IN RE: William HELD Jr.

Reset A A Font size: Print

IN RE: William HELD Jr., as Chair of Contractors Compensation Trust, et al., Appellants, v. STATE of New York WORKERS' COMPENSATION BOARD et al., Respondents.

Decided: February 28, 2013

Before: MERCURE, J.P., ROSE, LAHTINEN and GARRY, JJ. Phillips Lytle, LLP, Albany (Kenneth A. Manning of counsel), for appellants. Eric T. Schneiderman, Attorney General, Albany (Owen W. Demuth of counsel), for respondents.

Appeal from an amended judgment of the Supreme Court (O'Connor, J .), entered September 20, 2011 in Albany County, which partially granted petitioners' application, in a proceeding pursuant to CPLR article 78, to, among other things, vacate certain assessments made pursuant to Workers' Compensation Law § 50(5).

The relevant facts are more fully set forth in our decision in Matter of Held v. State of New York Workers' Compensation Bd. (––– AD3d –––– [appeal No. 514591] [decided herewith] ). Briefly, petitioners are group self-insured trusts (hereinafter GSITs) who commenced this proceeding to challenge assessments levied upon them by respondent Workers' Compensation Board pursuant to Workers' Compensation Law § 50(5)(g). Those assessments are designed to allow the Board to continue to pay the compensation and benefits owed by GSITs that have become insolvent.
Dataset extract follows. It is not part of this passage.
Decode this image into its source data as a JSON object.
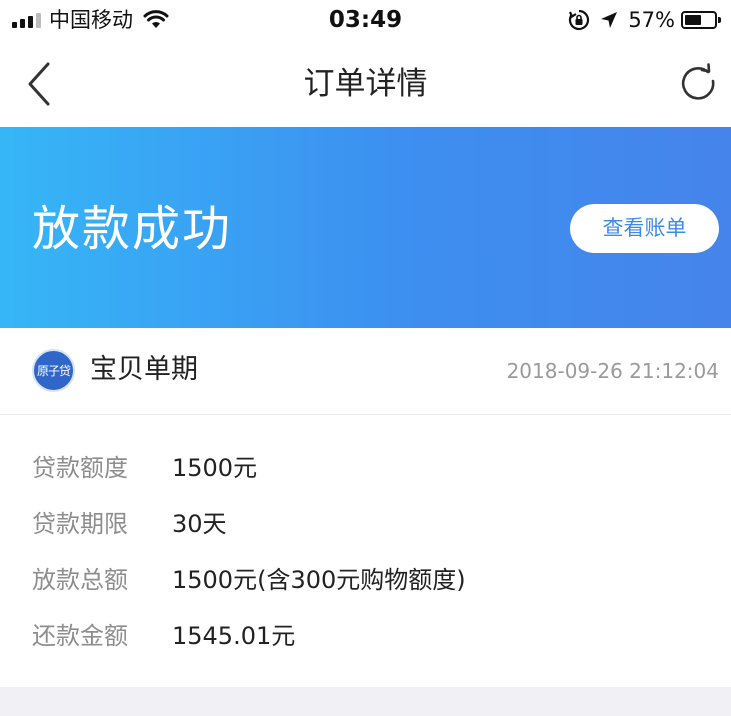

In this proceeding, petitioners challenge, among other things, the final assessment levied against them for 2008, which was designed to reconcile the quarterly estimated assessments for that year, as well as the assessment for the first quarter of 2010. Supreme Court rejected petitioners' claims that the assessments were affected by an error of law or were arbitrary and capricious, resulting in this appeal.1
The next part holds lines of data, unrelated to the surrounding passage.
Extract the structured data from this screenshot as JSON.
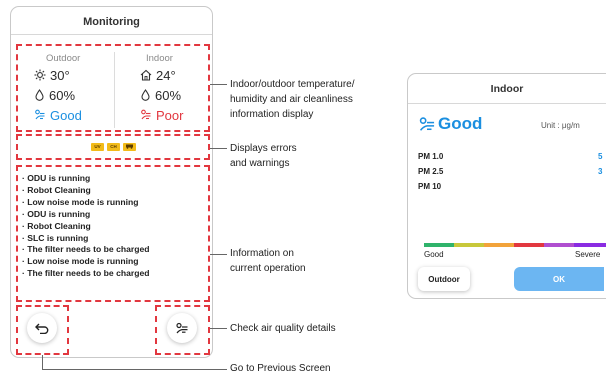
{
  "monitor": {
    "title": "Monitoring",
    "outdoor": {
      "label": "Outdoor",
      "temp": "30°",
      "humidity": "60%",
      "air": "Good"
    },
    "indoor": {
      "label": "Indoor",
      "temp": "24°",
      "humidity": "60%",
      "air": "Poor"
    },
    "badges": [
      "UV",
      "CH",
      "icon"
    ],
    "operations": [
      "· ODU is running",
      "· Robot Cleaning",
      "· Low noise mode is running",
      "· ODU is running",
      "· Robot Cleaning",
      "· SLC is running",
      "· The filter needs to be charged",
      "· Low noise mode is running",
      "· The filter needs to be charged"
    ]
  },
  "callouts": {
    "info_l1": "Indoor/outdoor temperature/",
    "info_l2": "humidity and air cleanliness",
    "info_l3": "information display",
    "err_l1": "Displays errors",
    "err_l2": "and warnings",
    "op_l1": "Information on",
    "op_l2": "current operation",
    "check": "Check air quality details",
    "prev": "Go to Previous Screen"
  },
  "detail": {
    "title": "Indoor",
    "status": "Good",
    "unit": "Unit : μg/m",
    "rows": [
      {
        "label": "PM 1.0",
        "value": "5"
      },
      {
        "label": "PM 2.5",
        "value": "3"
      },
      {
        "label": "PM 10",
        "value": ""
      }
    ],
    "scale_low": "Good",
    "scale_high": "Severe",
    "outdoor_button": "Outdoor",
    "ok_button": "OK"
  },
  "colors": {
    "accent_red": "#e2373f",
    "good_blue": "#1b8fe0",
    "badge_yellow": "#f2bb19",
    "scale": [
      "#2fb36b",
      "#c8c83a",
      "#f2a33a",
      "#e2373f",
      "#b04fd0",
      "#8a2be2"
    ]
  }
}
Although petitioners claim that the Board was required to promulgate rules and regulations in order to be able to levy the assessments at issue, the relevant subdivision authorizing group self-insurance specifically provides that “no such rules or regulations shall be necessary for any provision of this subdivision to be effective” (Workers' Compensation Law § 50[3–a][8] ). Moreover, we agree with Supreme Court's determination that Workers' Compensation Law § 50(5) adequately sets forth the requirements for levying the assessments and “provides an adequate objective, intelligible standard for administrative action” (Matter of Big Apple Food Vendors' Assn. v. Street Vendor Review Panel, 90 N.Y.2d 402, 408 [1997]; see Matter of Association for Community Living, Inc. v. New York State Off. of Mental Health, 92 A.D.3d 1066, 1068 [2012], appeal dismissed 19 N.Y.3d 874 [2012], lv denied 19 N.Y.3d 815 [2012] ).
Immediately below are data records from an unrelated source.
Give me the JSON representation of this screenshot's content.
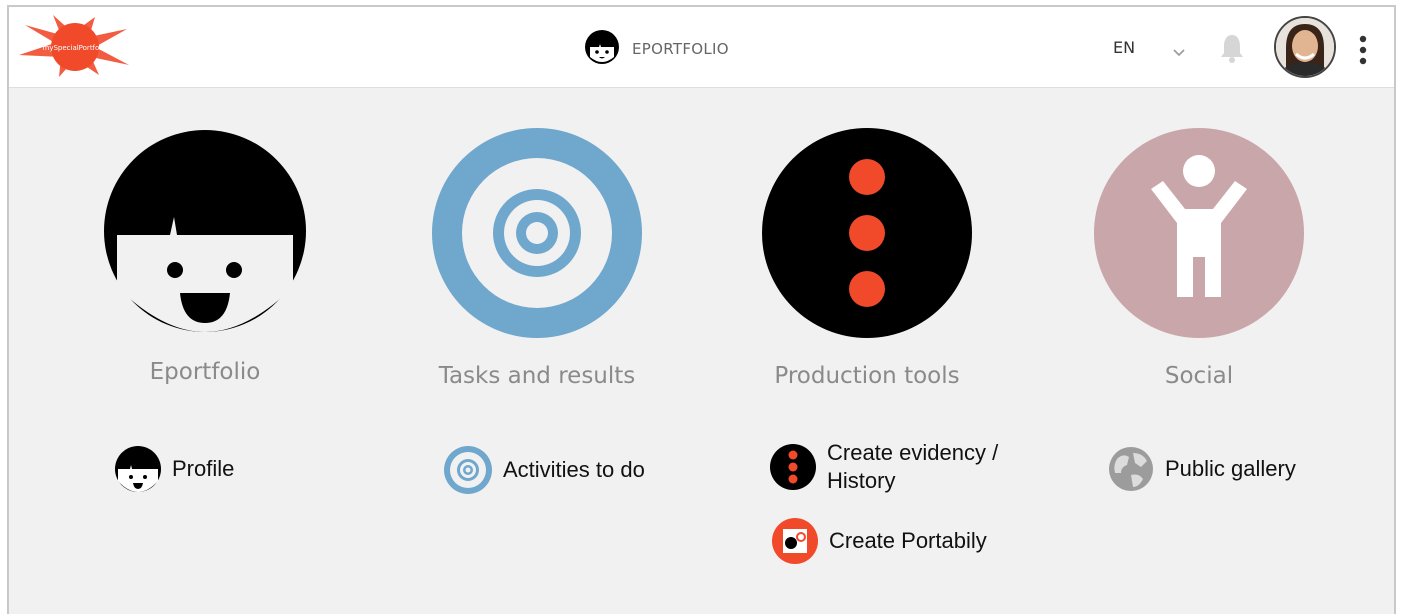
{
  "header": {
    "logo_text": "mySpecialPortfolio",
    "title": "EPORTFOLIO",
    "language": "EN",
    "icons": {
      "logo": "splat-logo",
      "title": "face-icon",
      "chevron": "chevron-down-icon",
      "bell": "bell-icon",
      "avatar": "user-avatar",
      "menu": "kebab-menu-icon"
    }
  },
  "modules": [
    {
      "title": "Eportfolio",
      "icon": "face-icon",
      "color": "#000000",
      "links": [
        {
          "label": "Profile",
          "icon": "face-icon"
        }
      ]
    },
    {
      "title": "Tasks and results",
      "icon": "target-icon",
      "color": "#6fa7cd",
      "links": [
        {
          "label": "Activities to do",
          "icon": "target-icon"
        }
      ]
    },
    {
      "title": "Production tools",
      "icon": "dots-icon",
      "color": "#000000",
      "accent": "#f14a2b",
      "links": [
        {
          "label_line1": "Create evidency /",
          "label_line2": "History",
          "icon": "dots-icon"
        },
        {
          "label": "Create Portabily",
          "icon": "portabily-icon"
        }
      ]
    },
    {
      "title": "Social",
      "icon": "person-arms-up-icon",
      "color": "#c9a6a9",
      "links": [
        {
          "label": "Public gallery",
          "icon": "globe-icon"
        }
      ]
    }
  ]
}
Contrary to petitioners' argument, the record establishes that the Board complied with these statutory requirements in levying the assessments at issue. The Board credited petitioners for the monies recovered from the defaulted GSITs when the Board received the funds, thus satisfying the statutory requirement that the credit be given “forthwith” (Workers' Compensation Law § 50[5][f] ). While petitioners also take issue with the Board's interpretation of the requirement that the assessments be apportioned using figures from “the calendar year which ended within the preceding state fiscal year” (Workers' Compensation Law § 50[5][c][2] ), the Board has interpreted this phrase to mean the year prior to the date the assessments are issued. Although petitioners suggest a different interpretation, they have not established that the Board's interpretation is irrational, unreasonable, or inconsistent with the purpose of the statute. Accordingly, we find no basis to disturb it (see e.g. Matter of Selective Ins. Co. of Am. v. State of New York Workers' Compensation Bd., 102 A.D.3d 72, 78–79 [2012]; Matter of Association for Community Living, Inc. v. New York State Off. of Mental Health, 92 A.D.3d at 1069, 937 N.Y.S.2d 743; Matter of Ellis Ctr. for Long Term Care v. DeBuono, 261 A.D.2d 791, 794 [1999], appeal dismissed 93 N.Y.2d 1037 [1999] ).

As for petitioners' claims that the Board failed to exhaust the Uninsured Employers' Fund (see Workers' Compensation Law § 50–a [2] ) and improperly levied the assessments at issue despite the prior vacatur of similar assessments, they are rejected for the same reasons set forth in the accompanying decision (Matter of Held v. State of New York Workers' Compensation Bd., supra ). We have considered petitioners' remaining contentions and find them to be equally unpersuasive.

ORDERED that the amended judgment is affirmed, without costs.



Copied to clipboard